#### [Entries from a dataset of interfaces]

+===+

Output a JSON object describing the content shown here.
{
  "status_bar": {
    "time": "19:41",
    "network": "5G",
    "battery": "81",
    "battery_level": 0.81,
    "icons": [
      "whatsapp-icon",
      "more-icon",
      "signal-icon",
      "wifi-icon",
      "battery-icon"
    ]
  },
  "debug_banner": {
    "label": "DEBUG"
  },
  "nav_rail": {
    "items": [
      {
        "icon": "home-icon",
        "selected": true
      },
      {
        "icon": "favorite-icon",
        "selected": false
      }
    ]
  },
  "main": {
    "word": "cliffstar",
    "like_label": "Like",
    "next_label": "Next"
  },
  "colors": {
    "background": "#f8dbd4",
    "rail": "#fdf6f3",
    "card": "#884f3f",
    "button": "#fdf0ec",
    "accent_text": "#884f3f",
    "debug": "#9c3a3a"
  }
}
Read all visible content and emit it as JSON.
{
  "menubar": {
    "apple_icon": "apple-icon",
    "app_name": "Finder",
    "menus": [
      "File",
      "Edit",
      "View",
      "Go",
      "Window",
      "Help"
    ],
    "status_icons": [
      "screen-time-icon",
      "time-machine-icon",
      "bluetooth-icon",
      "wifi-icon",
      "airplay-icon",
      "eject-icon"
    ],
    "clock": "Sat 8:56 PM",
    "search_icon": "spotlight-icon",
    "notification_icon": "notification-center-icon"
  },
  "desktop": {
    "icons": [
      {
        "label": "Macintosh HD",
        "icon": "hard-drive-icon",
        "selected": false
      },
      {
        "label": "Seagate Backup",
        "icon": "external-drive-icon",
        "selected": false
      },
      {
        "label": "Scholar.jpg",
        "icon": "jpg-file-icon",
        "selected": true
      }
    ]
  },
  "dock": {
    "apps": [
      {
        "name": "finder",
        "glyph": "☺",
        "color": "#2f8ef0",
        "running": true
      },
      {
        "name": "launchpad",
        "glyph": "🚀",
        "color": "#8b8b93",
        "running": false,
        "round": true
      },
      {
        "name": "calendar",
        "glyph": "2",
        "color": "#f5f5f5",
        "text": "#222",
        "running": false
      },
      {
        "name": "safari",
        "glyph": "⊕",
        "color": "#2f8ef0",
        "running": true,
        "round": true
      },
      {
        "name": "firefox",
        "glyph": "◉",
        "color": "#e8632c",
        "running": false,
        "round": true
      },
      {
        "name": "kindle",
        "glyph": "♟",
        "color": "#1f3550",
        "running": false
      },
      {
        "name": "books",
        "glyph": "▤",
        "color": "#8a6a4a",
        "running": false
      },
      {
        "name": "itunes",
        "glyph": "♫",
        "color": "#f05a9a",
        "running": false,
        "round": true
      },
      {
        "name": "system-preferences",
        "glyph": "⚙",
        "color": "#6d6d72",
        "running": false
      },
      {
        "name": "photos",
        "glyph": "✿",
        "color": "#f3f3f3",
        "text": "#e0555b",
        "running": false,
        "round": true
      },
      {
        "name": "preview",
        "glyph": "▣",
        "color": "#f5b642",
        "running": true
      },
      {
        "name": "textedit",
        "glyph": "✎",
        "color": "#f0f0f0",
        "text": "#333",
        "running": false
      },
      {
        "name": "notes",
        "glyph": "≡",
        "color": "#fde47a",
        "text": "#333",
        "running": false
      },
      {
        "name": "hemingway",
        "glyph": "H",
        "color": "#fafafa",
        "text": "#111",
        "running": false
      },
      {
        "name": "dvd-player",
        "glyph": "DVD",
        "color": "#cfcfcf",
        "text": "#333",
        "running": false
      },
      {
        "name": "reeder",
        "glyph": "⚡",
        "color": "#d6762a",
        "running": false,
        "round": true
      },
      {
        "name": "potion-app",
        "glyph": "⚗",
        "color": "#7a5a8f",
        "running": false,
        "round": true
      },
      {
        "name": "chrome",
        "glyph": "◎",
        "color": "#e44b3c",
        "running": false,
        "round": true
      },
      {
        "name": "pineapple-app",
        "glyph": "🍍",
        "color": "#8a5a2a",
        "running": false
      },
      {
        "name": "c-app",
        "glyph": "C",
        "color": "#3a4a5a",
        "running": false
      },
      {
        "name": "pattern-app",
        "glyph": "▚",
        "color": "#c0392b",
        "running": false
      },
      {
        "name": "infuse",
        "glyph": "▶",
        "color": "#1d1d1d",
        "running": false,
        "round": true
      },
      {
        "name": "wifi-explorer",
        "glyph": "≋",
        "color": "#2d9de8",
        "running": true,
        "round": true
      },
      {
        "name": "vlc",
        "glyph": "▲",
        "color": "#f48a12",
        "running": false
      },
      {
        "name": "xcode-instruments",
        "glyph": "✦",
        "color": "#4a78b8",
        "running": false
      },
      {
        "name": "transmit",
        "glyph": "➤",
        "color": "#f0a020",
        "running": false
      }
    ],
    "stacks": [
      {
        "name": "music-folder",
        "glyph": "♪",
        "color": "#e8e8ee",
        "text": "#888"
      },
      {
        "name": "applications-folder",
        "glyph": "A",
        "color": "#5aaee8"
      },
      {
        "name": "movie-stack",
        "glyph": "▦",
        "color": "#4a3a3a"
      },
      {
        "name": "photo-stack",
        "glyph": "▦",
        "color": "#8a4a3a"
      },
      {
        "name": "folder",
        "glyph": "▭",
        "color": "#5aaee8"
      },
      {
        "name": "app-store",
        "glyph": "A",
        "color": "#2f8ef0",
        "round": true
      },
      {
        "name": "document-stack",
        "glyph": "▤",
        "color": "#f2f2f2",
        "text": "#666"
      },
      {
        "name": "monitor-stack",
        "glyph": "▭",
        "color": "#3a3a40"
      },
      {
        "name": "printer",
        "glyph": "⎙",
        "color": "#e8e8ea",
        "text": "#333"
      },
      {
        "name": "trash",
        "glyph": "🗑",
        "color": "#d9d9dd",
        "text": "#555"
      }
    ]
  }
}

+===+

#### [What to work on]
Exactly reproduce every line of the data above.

#### [Response box]
Output a JSON object describing the content shown here.
{
  "status_bar": {
    "time": "19:41",
    "network": "5G",
    "battery": "81",
    "battery_level": 0.81,
    "icons": [
      "whatsapp-icon",
      "more-icon",
      "signal-icon",
      "wifi-icon",
      "battery-icon"
    ]
  },
  "debug_banner": {
    "label": "DEBUG"
  },
  "nav_rail": {
    "items": [
      {
        "icon": "home-icon",
        "selected": true
      },
      {
        "icon": "favorite-icon",
        "selected": false
      }
    ]
  },
  "main": {
    "word": "cliffstar",
    "like_label": "Like",
    "next_label": "Next"
  },
  "colors": {
    "background": "#f8dbd4",
    "rail": "#fdf6f3",
    "card": "#884f3f",
    "button": "#fdf0ec",
    "accent_text": "#884f3f",
    "debug": "#9c3a3a"
  }
}
Read all visible content and emit it as JSON.
{
  "menubar": {
    "apple_icon": "apple-icon",
    "app_name": "Finder",
    "menus": [
      "File",
      "Edit",
      "View",
      "Go",
      "Window",
      "Help"
    ],
    "status_icons": [
      "screen-time-icon",
      "time-machine-icon",
      "bluetooth-icon",
      "wifi-icon",
      "airplay-icon",
      "eject-icon"
    ],
    "clock": "Sat 8:56 PM",
    "search_icon": "spotlight-icon",
    "notification_icon": "notification-center-icon"
  },
  "desktop": {
    "icons": [
      {
        "label": "Macintosh HD",
        "icon": "hard-drive-icon",
        "selected": false
      },
      {
        "label": "Seagate Backup",
        "icon": "external-drive-icon",
        "selected": false
      },
      {
        "label": "Scholar.jpg",
        "icon": "jpg-file-icon",
        "selected": true
      }
    ]
  },
  "dock": {
    "apps": [
      {
        "name": "finder",
        "glyph": "☺",
        "color": "#2f8ef0",
        "running": true
      },
      {
        "name": "launchpad",
        "glyph": "🚀",
        "color": "#8b8b93",
        "running": false,
        "round": true
      },
      {
        "name": "calendar",
        "glyph": "2",
        "color": "#f5f5f5",
        "text": "#222",
        "running": false
      },
      {
        "name": "safari",
        "glyph": "⊕",
        "color": "#2f8ef0",
        "running": true,
        "round": true
      },
      {
        "name": "firefox",
        "glyph": "◉",
        "color": "#e8632c",
        "running": false,
        "round": true
      },
      {
        "name": "kindle",
        "glyph": "♟",
        "color": "#1f3550",
        "running": false
      },
      {
        "name": "books",
        "glyph": "▤",
        "color": "#8a6a4a",
        "running": false
      },
      {
        "name": "itunes",
        "glyph": "♫",
        "color": "#f05a9a",
        "running": false,
        "round": true
      },
      {
        "name": "system-preferences",
        "glyph": "⚙",
        "color": "#6d6d72",
        "running": false
      },
      {
        "name": "photos",
        "glyph": "✿",
        "color": "#f3f3f3",
        "text": "#e0555b",
        "running": false,
        "round": true
      },
      {
        "name": "preview",
        "glyph": "▣",
        "color": "#f5b642",
        "running": true
      },
      {
        "name": "textedit",
        "glyph": "✎",
        "color": "#f0f0f0",
        "text": "#333",
        "running": false
      },
      {
        "name": "notes",
        "glyph": "≡",
        "color": "#fde47a",
        "text": "#333",
        "running": false
      },
      {
        "name": "hemingway",
        "glyph": "H",
        "color": "#fafafa",
        "text": "#111",
        "running": false
      },
      {
        "name": "dvd-player",
        "glyph": "DVD",
        "color": "#cfcfcf",
        "text": "#333",
        "running": false
      },
      {
        "name": "reeder",
        "glyph": "⚡",
        "color": "#d6762a",
        "running": false,
        "round": true
      },
      {
        "name": "potion-app",
        "glyph": "⚗",
        "color": "#7a5a8f",
        "running": false,
        "round": true
      },
      {
        "name": "chrome",
        "glyph": "◎",
        "color": "#e44b3c",
        "running": false,
        "round": true
      },
      {
        "name": "pineapple-app",
        "glyph": "🍍",
        "color": "#8a5a2a",
        "running": false
      },
      {
        "name": "c-app",
        "glyph": "C",
        "color": "#3a4a5a",
        "running": false
      },
      {
        "name": "pattern-app",
        "glyph": "▚",
        "color": "#c0392b",
        "running": false
      },
      {
        "name": "infuse",
        "glyph": "▶",
        "color": "#1d1d1d",
        "running": false,
        "round": true
      },
      {
        "name": "wifi-explorer",
        "glyph": "≋",
        "color": "#2d9de8",
        "running": true,
        "round": true
      },
      {
        "name": "vlc",
        "glyph": "▲",
        "color": "#f48a12",
        "running": false
      },
      {
        "name": "xcode-instruments",
        "glyph": "✦",
        "color": "#4a78b8",
        "running": false
      },
      {
        "name": "transmit",
        "glyph": "➤",
        "color": "#f0a020",
        "running": false
      }
    ],
    "stacks": [
      {
        "name": "music-folder",
        "glyph": "♪",
        "color": "#e8e8ee",
        "text": "#888"
      },
      {
        "name": "applications-folder",
        "glyph": "A",
        "color": "#5aaee8"
      },
      {
        "name": "movie-stack",
        "glyph": "▦",
        "color": "#4a3a3a"
      },
      {
        "name": "photo-stack",
        "glyph": "▦",
        "color": "#8a4a3a"
      },
      {
        "name": "folder",
        "glyph": "▭",
        "color": "#5aaee8"
      },
      {
        "name": "app-store",
        "glyph": "A",
        "color": "#2f8ef0",
        "round": true
      },
      {
        "name": "document-stack",
        "glyph": "▤",
        "color": "#f2f2f2",
        "text": "#666"
      },
      {
        "name": "monitor-stack",
        "glyph": "▭",
        "color": "#3a3a40"
      },
      {
        "name": "printer",
        "glyph": "⎙",
        "color": "#e8e8ea",
        "text": "#333"
      },
      {
        "name": "trash",
        "glyph": "🗑",
        "color": "#d9d9dd",
        "text": "#555"
      }
    ]
  }
}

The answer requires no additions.